─── The data ───

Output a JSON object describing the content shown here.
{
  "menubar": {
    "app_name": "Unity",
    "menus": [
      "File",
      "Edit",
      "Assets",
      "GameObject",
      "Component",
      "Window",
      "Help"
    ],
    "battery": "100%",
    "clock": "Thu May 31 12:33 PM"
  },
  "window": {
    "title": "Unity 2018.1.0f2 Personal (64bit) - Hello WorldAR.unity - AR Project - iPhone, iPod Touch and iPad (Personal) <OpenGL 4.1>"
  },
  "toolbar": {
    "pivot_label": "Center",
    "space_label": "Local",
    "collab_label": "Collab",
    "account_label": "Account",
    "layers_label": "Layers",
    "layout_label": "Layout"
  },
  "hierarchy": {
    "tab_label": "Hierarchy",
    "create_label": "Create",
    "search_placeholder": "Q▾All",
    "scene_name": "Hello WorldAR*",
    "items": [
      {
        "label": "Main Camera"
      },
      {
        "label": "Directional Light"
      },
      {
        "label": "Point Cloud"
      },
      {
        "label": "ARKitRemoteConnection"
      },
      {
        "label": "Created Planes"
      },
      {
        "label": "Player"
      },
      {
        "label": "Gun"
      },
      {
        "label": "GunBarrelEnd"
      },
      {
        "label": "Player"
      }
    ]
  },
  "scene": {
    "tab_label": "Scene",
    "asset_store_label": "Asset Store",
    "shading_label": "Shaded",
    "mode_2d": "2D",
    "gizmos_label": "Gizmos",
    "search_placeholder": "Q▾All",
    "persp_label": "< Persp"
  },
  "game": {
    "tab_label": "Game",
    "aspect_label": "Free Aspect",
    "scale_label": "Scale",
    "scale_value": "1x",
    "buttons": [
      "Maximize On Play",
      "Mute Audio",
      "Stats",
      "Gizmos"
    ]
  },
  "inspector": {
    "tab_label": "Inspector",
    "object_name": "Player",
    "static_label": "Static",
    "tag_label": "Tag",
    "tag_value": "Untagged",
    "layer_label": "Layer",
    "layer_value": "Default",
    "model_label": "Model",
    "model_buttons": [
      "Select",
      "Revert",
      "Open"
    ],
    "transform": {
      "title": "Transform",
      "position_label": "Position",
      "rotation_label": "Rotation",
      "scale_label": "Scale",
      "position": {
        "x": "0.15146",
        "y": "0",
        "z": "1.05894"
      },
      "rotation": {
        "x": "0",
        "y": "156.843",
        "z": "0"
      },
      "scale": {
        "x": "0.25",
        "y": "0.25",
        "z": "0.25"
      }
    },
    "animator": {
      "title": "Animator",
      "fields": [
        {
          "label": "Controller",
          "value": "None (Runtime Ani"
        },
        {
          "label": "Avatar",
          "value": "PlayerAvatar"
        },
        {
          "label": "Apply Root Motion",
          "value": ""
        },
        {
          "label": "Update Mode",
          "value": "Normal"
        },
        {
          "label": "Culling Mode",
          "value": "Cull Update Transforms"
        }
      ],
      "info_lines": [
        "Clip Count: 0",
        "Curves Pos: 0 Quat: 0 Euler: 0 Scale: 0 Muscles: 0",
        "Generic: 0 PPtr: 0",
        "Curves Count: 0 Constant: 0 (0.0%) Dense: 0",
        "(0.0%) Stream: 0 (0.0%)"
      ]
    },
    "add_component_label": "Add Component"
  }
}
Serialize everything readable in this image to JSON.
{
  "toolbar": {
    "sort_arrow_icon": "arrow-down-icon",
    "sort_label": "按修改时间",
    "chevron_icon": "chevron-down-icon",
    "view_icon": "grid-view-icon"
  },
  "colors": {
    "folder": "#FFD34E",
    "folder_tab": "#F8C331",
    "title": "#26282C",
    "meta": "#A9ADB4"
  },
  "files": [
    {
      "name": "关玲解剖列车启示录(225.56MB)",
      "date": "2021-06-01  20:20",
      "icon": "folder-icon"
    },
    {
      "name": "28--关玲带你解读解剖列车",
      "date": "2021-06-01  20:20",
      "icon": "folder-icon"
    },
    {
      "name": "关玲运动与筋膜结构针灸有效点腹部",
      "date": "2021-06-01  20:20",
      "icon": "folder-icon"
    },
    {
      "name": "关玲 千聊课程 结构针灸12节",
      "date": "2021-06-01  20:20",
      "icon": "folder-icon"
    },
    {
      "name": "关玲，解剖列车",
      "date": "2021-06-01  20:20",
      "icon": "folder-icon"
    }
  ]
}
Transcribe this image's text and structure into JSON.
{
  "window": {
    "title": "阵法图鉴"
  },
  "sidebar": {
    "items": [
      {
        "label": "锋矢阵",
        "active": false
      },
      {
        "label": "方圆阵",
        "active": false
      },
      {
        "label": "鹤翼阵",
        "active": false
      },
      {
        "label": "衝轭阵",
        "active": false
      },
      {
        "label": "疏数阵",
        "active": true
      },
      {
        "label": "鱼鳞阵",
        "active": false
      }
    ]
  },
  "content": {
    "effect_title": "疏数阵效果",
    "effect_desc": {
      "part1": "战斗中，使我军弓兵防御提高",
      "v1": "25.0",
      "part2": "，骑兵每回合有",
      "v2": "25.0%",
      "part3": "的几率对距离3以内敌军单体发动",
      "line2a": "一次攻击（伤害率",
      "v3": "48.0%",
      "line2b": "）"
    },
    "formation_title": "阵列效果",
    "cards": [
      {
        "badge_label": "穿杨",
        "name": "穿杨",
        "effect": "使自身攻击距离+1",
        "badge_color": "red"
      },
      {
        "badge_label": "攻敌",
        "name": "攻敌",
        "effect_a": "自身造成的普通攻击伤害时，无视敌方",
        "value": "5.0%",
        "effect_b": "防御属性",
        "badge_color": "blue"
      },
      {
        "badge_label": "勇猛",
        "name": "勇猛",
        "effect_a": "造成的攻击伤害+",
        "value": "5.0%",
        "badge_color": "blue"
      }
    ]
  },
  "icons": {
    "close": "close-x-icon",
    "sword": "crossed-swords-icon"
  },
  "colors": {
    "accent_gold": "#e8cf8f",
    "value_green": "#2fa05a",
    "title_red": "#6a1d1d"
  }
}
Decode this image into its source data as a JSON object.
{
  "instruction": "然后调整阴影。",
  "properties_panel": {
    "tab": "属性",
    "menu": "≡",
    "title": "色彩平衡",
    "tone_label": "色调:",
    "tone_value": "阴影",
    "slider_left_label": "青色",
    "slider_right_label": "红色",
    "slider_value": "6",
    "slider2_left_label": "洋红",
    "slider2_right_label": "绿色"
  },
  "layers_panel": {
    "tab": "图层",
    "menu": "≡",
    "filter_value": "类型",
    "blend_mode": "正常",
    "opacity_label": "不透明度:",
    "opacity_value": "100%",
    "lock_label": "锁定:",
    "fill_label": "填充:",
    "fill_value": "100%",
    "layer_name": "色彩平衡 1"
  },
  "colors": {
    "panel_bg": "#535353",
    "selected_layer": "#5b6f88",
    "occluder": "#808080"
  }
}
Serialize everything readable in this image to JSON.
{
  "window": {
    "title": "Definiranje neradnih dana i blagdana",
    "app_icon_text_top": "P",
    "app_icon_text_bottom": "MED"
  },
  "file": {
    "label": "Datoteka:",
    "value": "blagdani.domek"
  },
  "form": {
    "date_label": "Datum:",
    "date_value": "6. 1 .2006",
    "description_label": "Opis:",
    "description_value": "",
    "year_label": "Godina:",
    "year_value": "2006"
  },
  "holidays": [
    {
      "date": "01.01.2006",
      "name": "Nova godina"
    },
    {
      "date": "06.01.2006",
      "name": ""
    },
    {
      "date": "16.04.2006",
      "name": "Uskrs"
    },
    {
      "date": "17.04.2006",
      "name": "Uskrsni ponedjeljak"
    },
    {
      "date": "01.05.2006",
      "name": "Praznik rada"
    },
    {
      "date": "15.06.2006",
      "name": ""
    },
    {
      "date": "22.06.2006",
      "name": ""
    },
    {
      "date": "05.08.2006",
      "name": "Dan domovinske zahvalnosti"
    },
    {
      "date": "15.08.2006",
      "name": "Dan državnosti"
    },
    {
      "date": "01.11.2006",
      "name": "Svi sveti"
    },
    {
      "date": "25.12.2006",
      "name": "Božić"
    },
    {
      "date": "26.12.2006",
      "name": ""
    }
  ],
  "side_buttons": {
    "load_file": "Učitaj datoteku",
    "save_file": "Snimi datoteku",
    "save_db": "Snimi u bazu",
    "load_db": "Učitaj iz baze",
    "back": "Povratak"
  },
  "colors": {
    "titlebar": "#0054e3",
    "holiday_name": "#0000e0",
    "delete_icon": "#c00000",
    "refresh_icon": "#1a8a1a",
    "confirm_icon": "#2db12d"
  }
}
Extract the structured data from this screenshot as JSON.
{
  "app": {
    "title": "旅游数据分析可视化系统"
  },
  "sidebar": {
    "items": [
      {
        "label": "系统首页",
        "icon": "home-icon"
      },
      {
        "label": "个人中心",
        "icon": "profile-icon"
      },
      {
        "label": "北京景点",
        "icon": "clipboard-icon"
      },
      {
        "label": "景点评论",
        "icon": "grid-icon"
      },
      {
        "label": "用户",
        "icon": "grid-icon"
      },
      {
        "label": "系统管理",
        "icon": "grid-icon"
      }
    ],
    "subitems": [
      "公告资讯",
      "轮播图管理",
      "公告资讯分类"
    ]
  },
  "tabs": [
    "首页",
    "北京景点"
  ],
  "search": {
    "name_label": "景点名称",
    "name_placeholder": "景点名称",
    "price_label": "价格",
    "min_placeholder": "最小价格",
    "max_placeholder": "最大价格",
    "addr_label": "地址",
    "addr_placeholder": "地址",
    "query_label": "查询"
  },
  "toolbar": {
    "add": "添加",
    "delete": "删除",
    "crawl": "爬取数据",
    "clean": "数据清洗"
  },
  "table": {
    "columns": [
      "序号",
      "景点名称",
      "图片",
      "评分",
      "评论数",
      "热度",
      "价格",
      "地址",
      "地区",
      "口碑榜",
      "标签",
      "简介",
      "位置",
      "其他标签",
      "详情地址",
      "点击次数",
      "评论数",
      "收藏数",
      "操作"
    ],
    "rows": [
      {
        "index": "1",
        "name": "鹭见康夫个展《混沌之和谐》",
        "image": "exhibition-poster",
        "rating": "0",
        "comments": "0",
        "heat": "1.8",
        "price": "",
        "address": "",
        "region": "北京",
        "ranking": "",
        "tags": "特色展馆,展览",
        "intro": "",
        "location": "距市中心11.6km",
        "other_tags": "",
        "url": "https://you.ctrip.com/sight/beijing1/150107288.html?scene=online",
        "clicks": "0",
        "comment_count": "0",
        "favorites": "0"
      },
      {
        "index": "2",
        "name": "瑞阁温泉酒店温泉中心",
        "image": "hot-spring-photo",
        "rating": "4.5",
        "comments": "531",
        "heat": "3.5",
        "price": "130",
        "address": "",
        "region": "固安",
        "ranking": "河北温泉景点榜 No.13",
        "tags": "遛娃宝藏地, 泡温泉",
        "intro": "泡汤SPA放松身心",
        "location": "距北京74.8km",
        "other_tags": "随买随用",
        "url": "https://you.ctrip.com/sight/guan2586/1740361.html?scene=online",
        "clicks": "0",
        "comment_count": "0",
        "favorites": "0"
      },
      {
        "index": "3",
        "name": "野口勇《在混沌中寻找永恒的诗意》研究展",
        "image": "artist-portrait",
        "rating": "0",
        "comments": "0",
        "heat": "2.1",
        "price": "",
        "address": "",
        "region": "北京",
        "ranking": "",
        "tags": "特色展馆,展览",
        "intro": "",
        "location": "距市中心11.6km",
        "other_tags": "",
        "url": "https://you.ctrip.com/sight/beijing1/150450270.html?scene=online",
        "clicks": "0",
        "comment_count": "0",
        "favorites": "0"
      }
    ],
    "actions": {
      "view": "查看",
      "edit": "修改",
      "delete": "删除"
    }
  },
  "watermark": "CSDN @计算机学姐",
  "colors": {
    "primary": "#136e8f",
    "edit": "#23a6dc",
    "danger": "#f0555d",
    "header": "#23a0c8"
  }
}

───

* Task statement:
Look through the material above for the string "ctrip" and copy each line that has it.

* Output below:
        "url": "https://you.ctrip.com/sight/beijing1/150107288.html?scene=online",
        "url": "https://you.ctrip.com/sight/guan2586/1740361.html?scene=online",
        "url": "https://you.ctrip.com/sight/beijing1/150450270.html?scene=online",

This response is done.